Of the four trainers Pin Oak uses, Motion gets the pick of the litter. That has included Broken Vow, Confessional, and Alternate, recent winner of the Go for Wand Stakes at Delaware. And, of course, Equality.

Motion's stable has increased its earnings every year from $396,724 in 1993 to $3.16 million last year. He won 17 stakes in 2001, led by Broken Vow, who won four, including the Grade 2 Iselin Handicap at Monmouth Park.

"We're very, very pleased," said Abercrombie, who bred 1976 Preakness winner Elocutionist. "He's a great trainer, and a very nice person. He's laid back, very modest he doesn't strut around."

Motion wasn't bragging on Equality early on. After winning his maiden in his third try, Equality shipped to Gulfstream for the winter. He finished a well-beaten fifth in an entry-level allowance race on Jan. 9, and Motion suggested trying him on the turf.

But the Feb. 9 turf race came off the turf. And even when Equality romped to a 16 1/2-length victory in the race, Motion wasn't impressed.

"I thought he beat a suspect group," Motion said. "It wasn't until the next day when I heard everybody talking about the race - even Allen Jerkens told me how impressive it was - did it get me thinking."

The conservative Motion felt the Tampa Bay Derby would be a logical next step. Equality had to break from the outside post in the race. He broke badly, was hustled into the race, and was caught very wide entering the first turn. He assumed command midway down the backstretch and won by 2 1/2 lengths. His final time of 1:43.60 was just :00.20 off the track record.

Equality made his next start in the Aventura, a race that subbed for the defunct Flamingo, on April 6 at Gulfstream Park. Again, Equality did not break well and found himself boxed in down the backside. He was shuffled back on the turn, came running and was defeated by 1 1/4 lengths by Marasca.

Motion said the loss might have been a blessing in disguise. A win, and Motion would have been compelled to run in the Derby. This way, he freshened the horse up and pointed for the Preakness.

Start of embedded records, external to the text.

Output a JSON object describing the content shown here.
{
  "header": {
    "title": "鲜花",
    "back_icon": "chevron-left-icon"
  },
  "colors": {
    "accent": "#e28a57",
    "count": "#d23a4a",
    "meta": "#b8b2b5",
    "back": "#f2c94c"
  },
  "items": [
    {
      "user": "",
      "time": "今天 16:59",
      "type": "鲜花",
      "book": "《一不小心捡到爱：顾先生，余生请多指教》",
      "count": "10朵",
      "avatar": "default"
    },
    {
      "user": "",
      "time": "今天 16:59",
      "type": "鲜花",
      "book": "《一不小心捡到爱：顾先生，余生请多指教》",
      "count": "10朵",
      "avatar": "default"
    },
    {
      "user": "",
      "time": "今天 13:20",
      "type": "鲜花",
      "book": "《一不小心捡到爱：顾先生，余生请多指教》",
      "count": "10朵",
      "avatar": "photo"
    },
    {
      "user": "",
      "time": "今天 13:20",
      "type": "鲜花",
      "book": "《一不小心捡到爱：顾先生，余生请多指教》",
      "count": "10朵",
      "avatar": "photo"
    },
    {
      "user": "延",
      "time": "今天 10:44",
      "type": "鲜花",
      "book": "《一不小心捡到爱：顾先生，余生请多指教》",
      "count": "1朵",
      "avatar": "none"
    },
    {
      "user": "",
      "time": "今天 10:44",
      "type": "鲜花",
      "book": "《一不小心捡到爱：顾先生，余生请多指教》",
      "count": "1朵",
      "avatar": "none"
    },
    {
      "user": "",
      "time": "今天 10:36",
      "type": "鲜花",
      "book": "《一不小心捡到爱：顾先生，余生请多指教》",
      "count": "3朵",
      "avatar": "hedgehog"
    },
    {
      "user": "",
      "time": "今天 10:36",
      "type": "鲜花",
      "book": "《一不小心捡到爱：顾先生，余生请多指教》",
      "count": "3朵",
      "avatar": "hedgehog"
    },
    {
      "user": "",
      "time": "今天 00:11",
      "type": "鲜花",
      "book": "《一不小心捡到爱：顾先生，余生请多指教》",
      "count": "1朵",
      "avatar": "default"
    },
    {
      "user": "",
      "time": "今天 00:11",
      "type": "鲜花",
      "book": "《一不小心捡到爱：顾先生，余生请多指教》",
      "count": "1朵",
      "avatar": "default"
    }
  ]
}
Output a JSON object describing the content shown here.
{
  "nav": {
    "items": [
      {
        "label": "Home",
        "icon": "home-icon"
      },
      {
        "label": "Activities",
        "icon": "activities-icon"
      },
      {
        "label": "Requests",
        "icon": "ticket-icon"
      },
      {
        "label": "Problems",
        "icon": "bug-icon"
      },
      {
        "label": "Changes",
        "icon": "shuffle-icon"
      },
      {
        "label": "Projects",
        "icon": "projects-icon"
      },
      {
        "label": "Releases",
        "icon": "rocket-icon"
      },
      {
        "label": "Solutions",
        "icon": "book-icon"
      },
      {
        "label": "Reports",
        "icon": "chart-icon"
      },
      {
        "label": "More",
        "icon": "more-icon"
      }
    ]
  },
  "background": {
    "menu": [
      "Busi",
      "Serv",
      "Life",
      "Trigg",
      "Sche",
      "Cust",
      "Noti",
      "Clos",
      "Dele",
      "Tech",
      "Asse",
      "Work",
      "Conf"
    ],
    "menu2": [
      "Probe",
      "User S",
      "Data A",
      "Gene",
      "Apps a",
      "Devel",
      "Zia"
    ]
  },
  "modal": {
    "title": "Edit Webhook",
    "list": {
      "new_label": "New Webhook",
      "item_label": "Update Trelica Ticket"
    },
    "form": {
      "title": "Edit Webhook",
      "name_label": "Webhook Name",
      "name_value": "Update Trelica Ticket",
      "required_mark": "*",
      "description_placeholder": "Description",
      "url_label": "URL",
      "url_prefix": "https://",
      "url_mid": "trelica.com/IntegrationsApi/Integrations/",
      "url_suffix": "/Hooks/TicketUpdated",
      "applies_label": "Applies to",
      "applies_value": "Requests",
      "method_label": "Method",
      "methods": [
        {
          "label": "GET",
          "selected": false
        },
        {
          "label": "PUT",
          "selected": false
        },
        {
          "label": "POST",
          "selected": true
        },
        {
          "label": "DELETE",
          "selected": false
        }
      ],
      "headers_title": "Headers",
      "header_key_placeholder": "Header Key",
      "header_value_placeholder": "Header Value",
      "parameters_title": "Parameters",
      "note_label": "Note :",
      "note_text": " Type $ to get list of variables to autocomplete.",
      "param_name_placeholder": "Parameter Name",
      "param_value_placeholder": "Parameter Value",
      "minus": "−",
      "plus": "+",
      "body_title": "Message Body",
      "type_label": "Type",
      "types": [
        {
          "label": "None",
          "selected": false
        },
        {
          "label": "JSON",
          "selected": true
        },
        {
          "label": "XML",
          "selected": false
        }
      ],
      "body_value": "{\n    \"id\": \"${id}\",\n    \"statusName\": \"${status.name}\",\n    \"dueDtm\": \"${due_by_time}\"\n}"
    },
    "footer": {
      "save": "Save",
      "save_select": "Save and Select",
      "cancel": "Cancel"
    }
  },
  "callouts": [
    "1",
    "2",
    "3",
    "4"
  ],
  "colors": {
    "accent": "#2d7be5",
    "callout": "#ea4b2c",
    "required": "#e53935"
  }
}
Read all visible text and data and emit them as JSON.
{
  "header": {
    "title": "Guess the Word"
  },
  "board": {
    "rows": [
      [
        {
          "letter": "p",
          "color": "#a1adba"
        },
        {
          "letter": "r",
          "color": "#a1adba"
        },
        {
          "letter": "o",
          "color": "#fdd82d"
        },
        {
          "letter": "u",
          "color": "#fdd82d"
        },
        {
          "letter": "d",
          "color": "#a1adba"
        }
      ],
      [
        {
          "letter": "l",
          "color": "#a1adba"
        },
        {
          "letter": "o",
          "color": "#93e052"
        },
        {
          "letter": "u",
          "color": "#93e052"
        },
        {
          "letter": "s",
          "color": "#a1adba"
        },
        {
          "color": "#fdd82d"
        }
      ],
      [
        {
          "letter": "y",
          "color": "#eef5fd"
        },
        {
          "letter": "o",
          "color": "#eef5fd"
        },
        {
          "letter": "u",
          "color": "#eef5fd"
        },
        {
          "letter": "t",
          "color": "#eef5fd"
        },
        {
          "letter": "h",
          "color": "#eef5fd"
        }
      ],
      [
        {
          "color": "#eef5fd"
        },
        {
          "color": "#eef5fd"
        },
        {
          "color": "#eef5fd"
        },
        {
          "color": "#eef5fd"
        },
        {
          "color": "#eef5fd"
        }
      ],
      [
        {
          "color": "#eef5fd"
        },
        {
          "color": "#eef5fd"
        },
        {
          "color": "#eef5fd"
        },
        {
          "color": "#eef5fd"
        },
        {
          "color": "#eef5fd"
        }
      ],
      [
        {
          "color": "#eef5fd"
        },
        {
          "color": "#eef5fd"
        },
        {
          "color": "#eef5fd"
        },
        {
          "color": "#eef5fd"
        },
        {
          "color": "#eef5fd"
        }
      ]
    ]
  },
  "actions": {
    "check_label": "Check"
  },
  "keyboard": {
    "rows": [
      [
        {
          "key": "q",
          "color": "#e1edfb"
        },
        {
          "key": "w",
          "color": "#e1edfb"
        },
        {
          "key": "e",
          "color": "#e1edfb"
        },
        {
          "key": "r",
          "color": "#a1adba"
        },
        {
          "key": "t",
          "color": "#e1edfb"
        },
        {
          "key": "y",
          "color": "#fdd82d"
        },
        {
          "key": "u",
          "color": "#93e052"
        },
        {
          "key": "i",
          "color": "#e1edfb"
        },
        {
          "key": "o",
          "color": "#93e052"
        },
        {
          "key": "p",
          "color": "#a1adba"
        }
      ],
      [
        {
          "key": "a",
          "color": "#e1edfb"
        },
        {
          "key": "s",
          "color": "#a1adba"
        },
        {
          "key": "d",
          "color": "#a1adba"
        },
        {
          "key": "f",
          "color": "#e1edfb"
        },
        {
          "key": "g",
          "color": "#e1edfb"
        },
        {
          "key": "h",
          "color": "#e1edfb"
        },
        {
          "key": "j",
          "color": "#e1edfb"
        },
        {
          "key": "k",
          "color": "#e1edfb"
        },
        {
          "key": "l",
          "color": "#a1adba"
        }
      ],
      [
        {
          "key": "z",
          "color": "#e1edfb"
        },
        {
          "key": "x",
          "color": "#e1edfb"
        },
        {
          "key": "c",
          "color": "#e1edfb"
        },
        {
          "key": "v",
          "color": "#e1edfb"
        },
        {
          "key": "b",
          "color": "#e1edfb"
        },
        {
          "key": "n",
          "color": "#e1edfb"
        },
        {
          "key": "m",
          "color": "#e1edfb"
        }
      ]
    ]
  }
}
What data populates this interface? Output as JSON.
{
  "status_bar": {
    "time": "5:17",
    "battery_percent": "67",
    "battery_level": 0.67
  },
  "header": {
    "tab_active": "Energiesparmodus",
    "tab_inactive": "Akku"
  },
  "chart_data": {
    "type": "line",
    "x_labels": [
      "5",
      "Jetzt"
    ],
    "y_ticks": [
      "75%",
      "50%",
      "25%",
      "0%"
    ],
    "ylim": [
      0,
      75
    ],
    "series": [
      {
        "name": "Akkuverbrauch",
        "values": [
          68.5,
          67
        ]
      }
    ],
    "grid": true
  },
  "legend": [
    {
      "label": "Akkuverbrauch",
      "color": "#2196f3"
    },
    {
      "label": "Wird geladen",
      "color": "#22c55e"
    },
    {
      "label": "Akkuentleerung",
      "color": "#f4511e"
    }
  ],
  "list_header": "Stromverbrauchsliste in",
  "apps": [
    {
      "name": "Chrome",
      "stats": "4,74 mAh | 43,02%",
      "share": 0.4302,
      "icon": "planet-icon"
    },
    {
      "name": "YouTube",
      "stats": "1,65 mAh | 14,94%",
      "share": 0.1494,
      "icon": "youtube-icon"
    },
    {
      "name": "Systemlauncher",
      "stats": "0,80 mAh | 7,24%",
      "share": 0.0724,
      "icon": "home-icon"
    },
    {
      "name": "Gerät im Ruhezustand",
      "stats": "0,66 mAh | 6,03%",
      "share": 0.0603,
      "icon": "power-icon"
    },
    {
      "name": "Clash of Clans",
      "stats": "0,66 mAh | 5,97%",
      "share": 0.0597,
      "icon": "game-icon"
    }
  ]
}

"We tried to the right thing by the horse not going to the Derby," Motion said. "This is the more conservative way. We tried to do the right thing by the horse and we can always regroup afterward, but I think at this point we're doing the right thing by taking a shot."